Centaurea gymnocarpa is endemic to the island of Capraia, a small island which is part of the Tuscan Archipelago, Italy.

The population size is estimated to be less than 250 individuals.  The decline in this small population is not yet significant enough to classify this species as Critically Endangered, as only one subpopulation, of 20 individuals, is under threat.

It is a herbaceous species that colonizes cracks and fissures of rock faces, growing on acid rocks.  It is found in association with Linaria capraia and other endemic species such as Silene badaroi and Galium caprarium.

C. gymnocarpa belongs to the group known as the "cineraria" group.  This group probably was once a single species when the land masses were united, but as islands were formed, new species evolved on each island.  This means that today there are a number of closely related species of Centaurea in the Mediterranean growing on rocky seaward cliffs, all probably related to a common ancestor.

The subpopulation, situated between Paese and Porto, is severely threatened by competition from two foreign invaders: Carpobrotus acinaciformis and Senecio angulatus.  In recent years, these two invasive species have been expanding in Capraia, but do not yet grow in the areas where C. gymnocarpa occurs, which are, for the most part, far away from areas of human habitation.

This species is protected by the law 56/2000, which is a law guiding biodiversity conservation in the Tuscan region, and is quite similar to the EC Habitats Directive.  Under this law, it is forbidden to collect any species in this genus.

Four of the eight known subpopulations occur in the Tuscan Archipelago National Park.  The Park includes a protected terrestrial area of just under 18,000 ha, and a marine protected area of approximately 60,000 ha (making it the largest European marine park).  The objective of the Tuscan Archipelago National Park is to protect this fragile natural environment, which is very rich in cultural and scientific values.

Monitoring of all subpopulations is needed, and a programme to remove invasive alien plants which threaten one of the subpopulations needs to be undertaken.  Efforts to ensure that these alien species do not start growing in the other areas where this species is found are also very important.  Once the alien species have been eradicated, a re-introduction programme will be planned, using specimens propagated from the threatened population.


William T Stearn. 2004. Botanical Latin. Timber Press. ISBN 0881926272 / ISBN13 9780881926279 http://gimcw.org/books/bookinfo.cfm?bookid=blwts

Germplasm Resources Information Network (GRIN). National Plant Germplasm System. USDA Agricultural Research Service. Website http://www.ars-grin.gov/npgs/aboutgrin.html

International Union for Conservation of Nature and Natural Resources. The IUCN Red List of Threatened Species. Website http://www.iucnredlist.org/apps/redlist/details/61620/0 [accessed 1 June 2011].

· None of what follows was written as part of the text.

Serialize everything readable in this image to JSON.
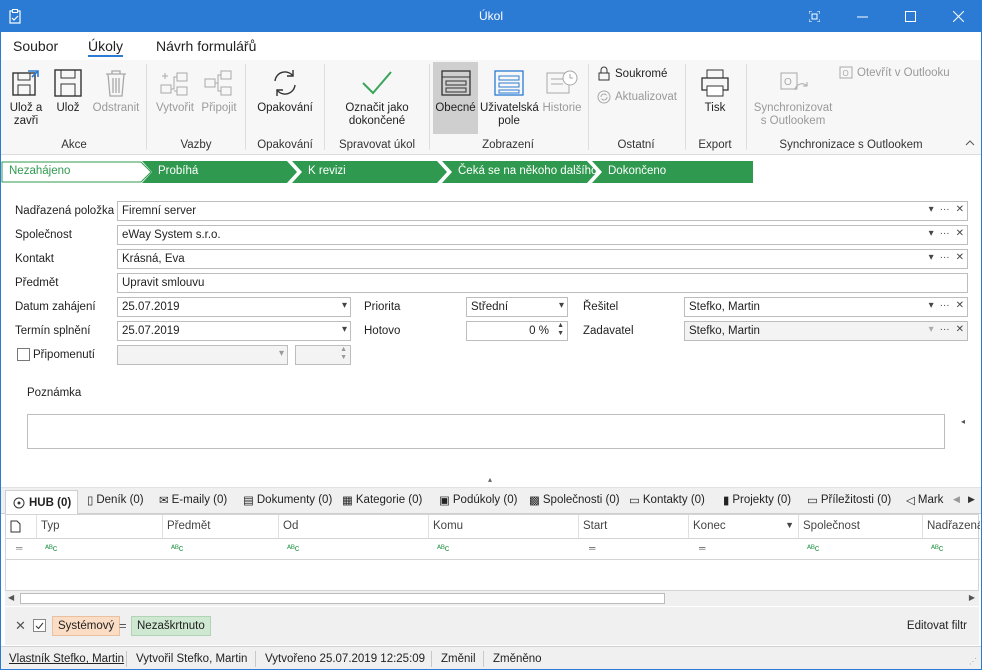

Cela Renzoni G, Viegi L.. 1983. Centaurea cineraria s.l. (Asteraceae) in Italia: revisione citotassonomica.. Atti della Società Toscana di Scienze Naturali. Memorie serie B, 89: pp. 99-144. Società Toscana di Scienze Naturali, Pisa. Centaurea_cineraria_in_Italia.pdf